I need every line that includes the word "number" copied from the material.

INFORMATION:
▬▬▬

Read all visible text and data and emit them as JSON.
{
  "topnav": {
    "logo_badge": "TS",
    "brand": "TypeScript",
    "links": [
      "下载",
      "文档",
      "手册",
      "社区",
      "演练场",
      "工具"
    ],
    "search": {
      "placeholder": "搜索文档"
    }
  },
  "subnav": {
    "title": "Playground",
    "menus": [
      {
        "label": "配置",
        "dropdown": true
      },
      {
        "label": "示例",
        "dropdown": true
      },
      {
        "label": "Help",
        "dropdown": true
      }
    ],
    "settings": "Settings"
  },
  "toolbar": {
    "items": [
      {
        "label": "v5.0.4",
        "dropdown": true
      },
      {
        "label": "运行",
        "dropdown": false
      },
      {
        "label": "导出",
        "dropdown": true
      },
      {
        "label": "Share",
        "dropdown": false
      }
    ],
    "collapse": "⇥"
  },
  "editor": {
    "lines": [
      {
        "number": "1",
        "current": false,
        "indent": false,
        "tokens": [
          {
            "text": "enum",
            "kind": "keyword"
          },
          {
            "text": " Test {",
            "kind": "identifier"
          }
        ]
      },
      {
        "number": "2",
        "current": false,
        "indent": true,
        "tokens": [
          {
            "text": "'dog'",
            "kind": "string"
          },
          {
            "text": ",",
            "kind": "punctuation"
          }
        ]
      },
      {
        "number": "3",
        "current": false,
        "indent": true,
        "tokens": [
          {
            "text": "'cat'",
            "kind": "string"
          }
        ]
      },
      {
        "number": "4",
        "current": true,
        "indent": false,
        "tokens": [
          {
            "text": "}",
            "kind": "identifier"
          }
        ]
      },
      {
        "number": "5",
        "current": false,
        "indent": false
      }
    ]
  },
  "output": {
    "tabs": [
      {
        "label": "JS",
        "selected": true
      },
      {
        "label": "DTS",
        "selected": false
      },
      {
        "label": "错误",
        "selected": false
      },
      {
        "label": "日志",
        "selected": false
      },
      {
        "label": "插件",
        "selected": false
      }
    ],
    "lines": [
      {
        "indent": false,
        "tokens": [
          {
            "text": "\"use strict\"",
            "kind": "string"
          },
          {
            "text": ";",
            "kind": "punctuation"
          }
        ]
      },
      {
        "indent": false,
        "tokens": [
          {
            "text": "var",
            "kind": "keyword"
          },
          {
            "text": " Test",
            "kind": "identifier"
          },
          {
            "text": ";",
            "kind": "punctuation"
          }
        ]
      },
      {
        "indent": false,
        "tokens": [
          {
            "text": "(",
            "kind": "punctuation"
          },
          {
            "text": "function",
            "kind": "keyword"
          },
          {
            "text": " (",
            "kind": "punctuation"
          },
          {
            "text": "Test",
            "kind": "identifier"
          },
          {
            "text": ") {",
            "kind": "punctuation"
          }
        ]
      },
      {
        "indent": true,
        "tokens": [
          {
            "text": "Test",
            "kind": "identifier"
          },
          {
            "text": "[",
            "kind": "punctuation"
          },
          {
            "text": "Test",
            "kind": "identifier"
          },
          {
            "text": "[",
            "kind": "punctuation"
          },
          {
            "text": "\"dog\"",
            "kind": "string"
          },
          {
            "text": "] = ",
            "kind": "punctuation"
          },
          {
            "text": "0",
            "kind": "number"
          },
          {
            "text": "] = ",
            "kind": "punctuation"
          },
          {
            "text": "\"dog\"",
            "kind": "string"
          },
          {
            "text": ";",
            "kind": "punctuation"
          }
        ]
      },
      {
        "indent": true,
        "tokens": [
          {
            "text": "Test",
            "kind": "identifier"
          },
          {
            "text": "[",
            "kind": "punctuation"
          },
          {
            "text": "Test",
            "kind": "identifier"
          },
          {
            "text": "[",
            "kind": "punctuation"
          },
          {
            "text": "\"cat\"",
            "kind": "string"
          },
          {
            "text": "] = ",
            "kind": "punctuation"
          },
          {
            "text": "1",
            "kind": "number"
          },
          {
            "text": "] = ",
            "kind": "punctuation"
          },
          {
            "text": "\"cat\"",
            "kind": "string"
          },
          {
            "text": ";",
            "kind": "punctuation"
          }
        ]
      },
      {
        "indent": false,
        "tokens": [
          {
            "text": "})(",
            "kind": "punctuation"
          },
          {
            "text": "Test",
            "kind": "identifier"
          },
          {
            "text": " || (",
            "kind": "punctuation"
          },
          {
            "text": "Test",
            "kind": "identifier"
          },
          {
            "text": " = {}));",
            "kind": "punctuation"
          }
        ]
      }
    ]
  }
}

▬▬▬

RESPONSE AREA:
        "number": "1",
        "number": "2",
        "number": "3",
        "number": "4",
        "number": "5",
            "kind": "number"
            "kind": "number"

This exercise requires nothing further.